‘Young@Heart’ Finds Beauty, Not Age, In Music Makers
Published: May 1, 2008
The Young@Heart Chorus, composed of seniors from 72 to 88, is based in Northampton, Mass. The documentary on the group, “Young@Heart,” is currently showing in Atlanta at the UA Tara Theater on Cheshire Bridge Road. (Photo by Paul Shoul)
Touching, inspiring and laugh-out-loud funny, “Young@Heart” is a film that will stay with viewers long after they leave the theater. Demonstrating the strength of music to touch the soul, it is simply one of the best movies of this year.
“Young@Heart” is a documentary about the Young@Heart chorus, a group of seniors based in Northampton, Mass. What sets this group apart is that they specialize in rock and roll in their repertoire, presenting songs originally performed by groups such as the Clash, Talking Heads, Sonic Youth and the Ramones.
Part of the humor of the film springs from the incongruity of seeing older people blasting out tunes most usually associated with young rebels, but the concept actually makes for brilliant music. The quality of the music is excellent, and the lyrics of the songs often take on unexpected depths because of who is singing them. James Brown’s “I Feel Good” has an entirely new meaning when sung by Stan Goldman, 77, and Dora B. Parker Morrow, 85. The already affecting Coldplay song “Fix You” becomes a showstopper as touching lyrics reflect both a recent loss to the chorus and the health difficulties experienced by soloist Fred Knittle.
Director Stephen Walker follows the chorus as they learn new material for an upcoming concert. Footage of their rehearsals is interspersed with interviews with members, and it would be difficult to imagine a group of more interesting, lively and entertaining men and women. Getting a glimpse into the lives and personalities of the chorus members adds to the enjoyment of the music.
Goldman, who loves Shakespeare and classical music, must conquer the lyrics of James Brown alongside the ladylike Morrow. The director uses Goldman’s deadpan expressions to provide hilarious reactions to the events going on around him. Knittle and Bob Salvini are former members of the group who have had to leave because of health problems, but they are coming back for a special performance. Salvini’s trepidation and Knittle’s larger-than-life personality make their stories special. Eileen Hall’s irrepressible personality and showmanship make her the heart of the group, while Joe Benoit’s steadiness and dependability make him the backbone.
Viewers also meet Lenny Fontaine, proud to be the one who can see well enough to drive his friends to practice, and Steve Martin, a former military man with an eye for the ladies. Every one of the men and women in the group is portrayed as a person one would like to know or to emulate.
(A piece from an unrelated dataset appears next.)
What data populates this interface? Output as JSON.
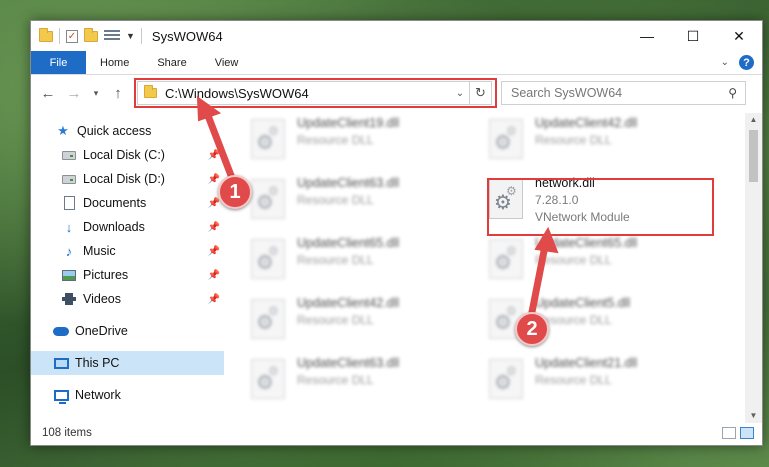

On exiting the theater, this reviewer heard more than one person say, “I hope I’m like that when I’m that age.”
The film makes it clear that being a part of the chorus actually adds to the vitality of its members. The rehearsals and the performances, including the regular European tours, are interesting and rewarding for the performers, of course, but the members also say that the very act of singing and making music makes them feel better, forget about their aches and pains for a while. In addition, the chorus gives them a social group and fellowship. It is evident that the men and women of Young@Heart have a deep respect and affection for each other.
Young@Heart was started in 1982, and early performances featured standards and vaudeville. Chorus director Bob Cilman had the idea of featuring more contemporary music, and the reputation of the group soon took off. Cilman is the benevolent taskmaster of the group, insisting on the highest quality and pushing the chorus members to perform at their best. He describes how the members always think he is crazy when he gives them a new song to learn, but how they always come around in the end. Many of his choices are inspired, as the final results prove.
As rehearsals progress, the Young@Heart singers struggle to learn new lyrics and begin to get a feel for their new songs. It is gratifying and inspiring to see how they persevere, even when a task seems more than they can handle—and this is true both on and off stage. Many of the performers are faced with difficult life situations, but they all handle their struggles with grace and dignity.
The chorus suffers some losses along the way, and these are poignant. The most touching moment of the film comes from an unexpected source, however. When Young@Heart travels to a local prison, their performance of “Forever Young” brings the audience to tears. Seeing these tough-looking men so visibly moved at the music is truly memorable and heartrending. After the show, chorus members mingle with the prisoners and are greeted like long-lost grandparents. The power of music is demonstrated simply and beautifully in this sequence.
“Young@Heart” combines humor, warmth and some great music to create an entertaining and uplifting film—this is an easy film to recommend. As one member of the chorus characterized one of the songs, “It’s got a lot of life—that’s what we have, a lot of life.”
Jane Wilson, a local writer and movie enthusiast, holds a doctorate in English from the University of Georgia. She is a parishioner at St. Pius X Church, Conyers.